Michael Bichard (second from right) addressing civil servants in 1997 as Department for Education and Employment perm sec with the incoming Labour ministerial team. From left to right: Andrew Smith, Baroness Blackstone, Estelle Morris, Kim Howells, Stephens Byers, Alan Howarth, Michael Bichard, David Blunkett Photo: Alamy
Thirty years ago I moved from being a chief executive in local government to run one of the government’s largest agencies. At the time such a move was unheard of and many of my new civil service colleagues assumed that I would in due course recross the great divide. Some were disappointed that I chose to stay! Years before, when I began my career in local government, it was equally unusual to switch between county boroughs, county councils and districts. Each had their own culture and when I joined a county council from a county borough, I experienced what it must be like to be a scholarship boy at a public school.

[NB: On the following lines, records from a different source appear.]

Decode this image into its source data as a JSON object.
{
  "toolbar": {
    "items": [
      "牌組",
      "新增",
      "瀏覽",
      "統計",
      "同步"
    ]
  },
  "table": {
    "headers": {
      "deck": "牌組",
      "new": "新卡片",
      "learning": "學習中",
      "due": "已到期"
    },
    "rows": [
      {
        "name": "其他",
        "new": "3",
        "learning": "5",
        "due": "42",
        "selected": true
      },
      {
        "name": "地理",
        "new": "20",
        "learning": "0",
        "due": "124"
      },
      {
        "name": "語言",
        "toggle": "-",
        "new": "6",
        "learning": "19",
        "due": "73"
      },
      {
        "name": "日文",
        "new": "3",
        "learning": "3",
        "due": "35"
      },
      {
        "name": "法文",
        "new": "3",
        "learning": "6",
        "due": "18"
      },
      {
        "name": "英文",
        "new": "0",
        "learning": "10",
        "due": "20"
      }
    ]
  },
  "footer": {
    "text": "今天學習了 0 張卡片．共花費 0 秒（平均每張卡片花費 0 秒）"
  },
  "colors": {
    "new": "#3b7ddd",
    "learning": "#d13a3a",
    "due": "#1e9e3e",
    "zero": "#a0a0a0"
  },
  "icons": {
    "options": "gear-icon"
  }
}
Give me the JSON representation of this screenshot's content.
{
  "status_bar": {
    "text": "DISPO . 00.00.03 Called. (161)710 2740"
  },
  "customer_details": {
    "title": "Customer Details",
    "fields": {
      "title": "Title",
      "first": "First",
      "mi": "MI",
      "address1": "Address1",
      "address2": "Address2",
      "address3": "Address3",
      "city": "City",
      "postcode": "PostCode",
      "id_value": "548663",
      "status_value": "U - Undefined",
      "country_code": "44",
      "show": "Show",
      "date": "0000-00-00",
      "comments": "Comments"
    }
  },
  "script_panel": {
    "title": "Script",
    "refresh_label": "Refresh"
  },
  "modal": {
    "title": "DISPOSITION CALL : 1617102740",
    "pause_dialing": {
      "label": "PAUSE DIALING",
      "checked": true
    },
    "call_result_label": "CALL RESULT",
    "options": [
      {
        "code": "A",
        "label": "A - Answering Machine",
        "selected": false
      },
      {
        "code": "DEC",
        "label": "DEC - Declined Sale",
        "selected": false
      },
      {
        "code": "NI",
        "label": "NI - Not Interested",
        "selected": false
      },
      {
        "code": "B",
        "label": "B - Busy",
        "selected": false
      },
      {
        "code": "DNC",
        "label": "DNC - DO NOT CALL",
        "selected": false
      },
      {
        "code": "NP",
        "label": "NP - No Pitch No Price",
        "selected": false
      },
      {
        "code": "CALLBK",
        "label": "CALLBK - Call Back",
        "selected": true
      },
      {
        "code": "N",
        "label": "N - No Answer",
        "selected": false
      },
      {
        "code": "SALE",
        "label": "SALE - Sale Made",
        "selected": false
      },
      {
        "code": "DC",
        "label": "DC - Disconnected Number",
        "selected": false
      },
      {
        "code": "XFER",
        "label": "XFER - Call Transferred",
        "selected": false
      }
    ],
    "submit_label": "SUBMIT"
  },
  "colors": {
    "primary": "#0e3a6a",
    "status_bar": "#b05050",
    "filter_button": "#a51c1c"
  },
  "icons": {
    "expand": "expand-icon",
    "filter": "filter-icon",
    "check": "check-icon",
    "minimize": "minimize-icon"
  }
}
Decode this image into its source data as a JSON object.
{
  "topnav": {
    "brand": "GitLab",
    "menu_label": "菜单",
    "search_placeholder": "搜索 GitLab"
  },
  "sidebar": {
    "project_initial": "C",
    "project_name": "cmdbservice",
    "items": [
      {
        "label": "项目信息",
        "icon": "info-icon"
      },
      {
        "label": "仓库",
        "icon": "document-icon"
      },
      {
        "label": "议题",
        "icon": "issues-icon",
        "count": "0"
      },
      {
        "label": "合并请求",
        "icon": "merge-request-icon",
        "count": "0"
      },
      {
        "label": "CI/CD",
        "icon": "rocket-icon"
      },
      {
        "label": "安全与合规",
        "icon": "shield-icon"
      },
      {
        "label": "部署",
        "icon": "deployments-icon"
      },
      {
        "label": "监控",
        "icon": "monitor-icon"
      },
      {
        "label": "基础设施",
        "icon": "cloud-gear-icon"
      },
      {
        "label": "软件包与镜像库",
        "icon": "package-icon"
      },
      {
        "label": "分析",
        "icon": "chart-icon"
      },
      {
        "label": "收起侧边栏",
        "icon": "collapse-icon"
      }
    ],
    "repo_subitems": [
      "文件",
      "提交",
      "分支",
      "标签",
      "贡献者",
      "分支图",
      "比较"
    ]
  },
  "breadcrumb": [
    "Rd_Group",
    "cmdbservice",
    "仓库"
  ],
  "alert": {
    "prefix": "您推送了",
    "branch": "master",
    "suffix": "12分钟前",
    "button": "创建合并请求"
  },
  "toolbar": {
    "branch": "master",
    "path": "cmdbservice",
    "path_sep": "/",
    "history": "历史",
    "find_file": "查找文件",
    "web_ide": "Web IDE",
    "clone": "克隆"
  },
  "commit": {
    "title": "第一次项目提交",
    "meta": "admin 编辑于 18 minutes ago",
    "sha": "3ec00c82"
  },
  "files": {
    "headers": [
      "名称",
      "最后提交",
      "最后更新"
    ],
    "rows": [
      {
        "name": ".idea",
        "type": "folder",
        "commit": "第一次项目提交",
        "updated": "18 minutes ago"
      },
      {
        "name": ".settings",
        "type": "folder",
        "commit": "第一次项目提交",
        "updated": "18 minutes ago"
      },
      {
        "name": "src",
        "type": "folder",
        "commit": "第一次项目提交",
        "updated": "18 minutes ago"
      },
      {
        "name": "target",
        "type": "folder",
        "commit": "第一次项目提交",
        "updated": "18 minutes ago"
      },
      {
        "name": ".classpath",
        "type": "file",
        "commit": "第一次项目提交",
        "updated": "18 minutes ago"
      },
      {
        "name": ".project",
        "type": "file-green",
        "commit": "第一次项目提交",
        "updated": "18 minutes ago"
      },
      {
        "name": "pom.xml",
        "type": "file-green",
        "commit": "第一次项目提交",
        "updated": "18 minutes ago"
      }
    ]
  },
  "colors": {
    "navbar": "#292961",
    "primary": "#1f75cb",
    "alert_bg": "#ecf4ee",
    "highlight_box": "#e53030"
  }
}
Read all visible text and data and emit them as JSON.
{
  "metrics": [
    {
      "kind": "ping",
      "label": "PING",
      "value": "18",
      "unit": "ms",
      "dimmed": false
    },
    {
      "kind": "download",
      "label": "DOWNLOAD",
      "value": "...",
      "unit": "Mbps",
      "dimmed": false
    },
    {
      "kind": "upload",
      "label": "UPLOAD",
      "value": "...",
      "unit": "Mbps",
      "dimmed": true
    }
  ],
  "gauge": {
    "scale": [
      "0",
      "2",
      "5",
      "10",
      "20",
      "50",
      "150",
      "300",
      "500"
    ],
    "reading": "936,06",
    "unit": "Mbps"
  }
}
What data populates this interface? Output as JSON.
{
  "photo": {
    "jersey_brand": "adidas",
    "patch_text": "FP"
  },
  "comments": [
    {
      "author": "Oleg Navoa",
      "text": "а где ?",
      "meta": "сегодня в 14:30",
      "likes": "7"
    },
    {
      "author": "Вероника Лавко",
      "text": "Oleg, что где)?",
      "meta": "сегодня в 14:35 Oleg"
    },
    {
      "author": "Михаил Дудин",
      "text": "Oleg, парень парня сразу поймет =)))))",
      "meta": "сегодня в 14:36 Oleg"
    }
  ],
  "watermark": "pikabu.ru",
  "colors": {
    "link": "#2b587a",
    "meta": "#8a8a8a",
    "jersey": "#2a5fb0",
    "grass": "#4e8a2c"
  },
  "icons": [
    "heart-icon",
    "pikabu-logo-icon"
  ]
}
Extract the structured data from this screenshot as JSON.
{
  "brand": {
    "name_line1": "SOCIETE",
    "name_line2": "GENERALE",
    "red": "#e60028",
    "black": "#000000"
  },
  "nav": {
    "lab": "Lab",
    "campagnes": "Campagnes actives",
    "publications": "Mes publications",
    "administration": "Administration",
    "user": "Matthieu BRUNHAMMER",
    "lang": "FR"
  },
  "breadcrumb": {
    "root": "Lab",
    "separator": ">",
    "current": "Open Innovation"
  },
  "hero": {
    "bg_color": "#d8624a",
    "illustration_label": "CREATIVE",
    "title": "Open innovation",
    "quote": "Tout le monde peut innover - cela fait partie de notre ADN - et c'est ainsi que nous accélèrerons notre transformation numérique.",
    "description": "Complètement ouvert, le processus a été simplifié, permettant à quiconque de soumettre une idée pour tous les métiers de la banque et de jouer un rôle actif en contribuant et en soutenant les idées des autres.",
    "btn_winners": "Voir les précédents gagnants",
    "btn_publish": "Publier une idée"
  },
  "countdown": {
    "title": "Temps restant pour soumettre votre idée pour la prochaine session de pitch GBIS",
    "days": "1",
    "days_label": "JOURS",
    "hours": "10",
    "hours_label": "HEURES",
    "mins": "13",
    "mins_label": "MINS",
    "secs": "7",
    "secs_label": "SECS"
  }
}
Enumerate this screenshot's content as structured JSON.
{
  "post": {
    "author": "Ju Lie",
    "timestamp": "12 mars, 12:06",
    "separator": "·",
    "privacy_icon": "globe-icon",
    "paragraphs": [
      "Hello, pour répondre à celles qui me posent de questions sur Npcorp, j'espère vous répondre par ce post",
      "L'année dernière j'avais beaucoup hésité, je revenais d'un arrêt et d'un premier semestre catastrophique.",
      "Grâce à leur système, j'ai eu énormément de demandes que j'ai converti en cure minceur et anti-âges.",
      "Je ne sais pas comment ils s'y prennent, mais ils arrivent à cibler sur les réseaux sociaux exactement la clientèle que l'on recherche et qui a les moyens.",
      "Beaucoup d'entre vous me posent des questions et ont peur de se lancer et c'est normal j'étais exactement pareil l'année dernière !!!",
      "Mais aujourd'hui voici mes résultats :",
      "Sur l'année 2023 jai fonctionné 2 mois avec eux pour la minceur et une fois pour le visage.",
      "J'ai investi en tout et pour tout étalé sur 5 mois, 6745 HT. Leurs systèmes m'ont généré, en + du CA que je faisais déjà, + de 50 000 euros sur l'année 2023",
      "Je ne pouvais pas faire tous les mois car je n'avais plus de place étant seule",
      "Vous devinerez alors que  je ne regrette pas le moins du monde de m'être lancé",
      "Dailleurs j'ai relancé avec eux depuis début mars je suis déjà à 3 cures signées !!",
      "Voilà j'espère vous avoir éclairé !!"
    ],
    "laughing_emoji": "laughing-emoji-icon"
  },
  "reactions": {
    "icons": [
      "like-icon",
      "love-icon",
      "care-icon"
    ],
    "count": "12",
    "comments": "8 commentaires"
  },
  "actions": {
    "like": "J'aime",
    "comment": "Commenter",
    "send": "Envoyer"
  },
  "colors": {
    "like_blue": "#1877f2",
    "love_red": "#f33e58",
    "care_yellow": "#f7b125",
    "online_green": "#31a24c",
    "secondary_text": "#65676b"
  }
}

So, why do these anecdotes matter and why is the Commission for Smart Government suggesting that we should once and for all banish these bureaucratic divides by creating just one unified public service? First of all because these artificial boundaries work to the disadvantage of citizens by reinforcing the fragmented nature of our public services. They make it less likely that services will be ‘joined up’ in ways that make sense to real people with real life problems which don’t easily fit the rigid bureaucratic boxes we create. The boundaries mean that providers do not see themselves as part of a common purpose and consequently services are less accessible, more siloed and even, on occasions, in competition. Real people want quality services defined by their needs, not by the providers’ convenience and outdated structures.
Many will be quick to point to evidence which shows that the wall between the civil service and local government is not as impenetrable as it once was. But it does still exist and is one of the reasons why the centre is reluctant to devolve power and responsibilities to localities. During the pandemic we have seen too many examples of the centre failing to trust local providers. Data has not been shared; services have been over centralised and local knowledge has been ignored in part, at least, because officials do not see themselves as part of a common enterprise. And, sadly on this occasion, lives have been lost as a consequence. A unified public service would create the sense of common purpose you need in a crisis and make it more likely that information and power was shared if that benefits the citizen.
A unified service would also help ensure that specialist knowledge was easily shared; that the diversity of experience which exists in different parts of the sector was used to enhance creativity and innovation and that there was common training available to all public service workers. Finally, it would reduce the likelihood of blame being shifted or borders being defended in ways which use up scarce resources and energy and leave the public in despair. The change will take time but it is already long overdue. Let’s just get on with it!
Lord Bichard KCB is a crossbench peer in the House of Lords and until 2021 was chair of the National Audit Office. He was formerly permanent secretary at the Department for Education and the first Director of the Institute for Government. Before moving to the Department for Education, Bichard was chief executive of Brent Council and Gloucestershire County Council, then chief executive of the Benefits Agency.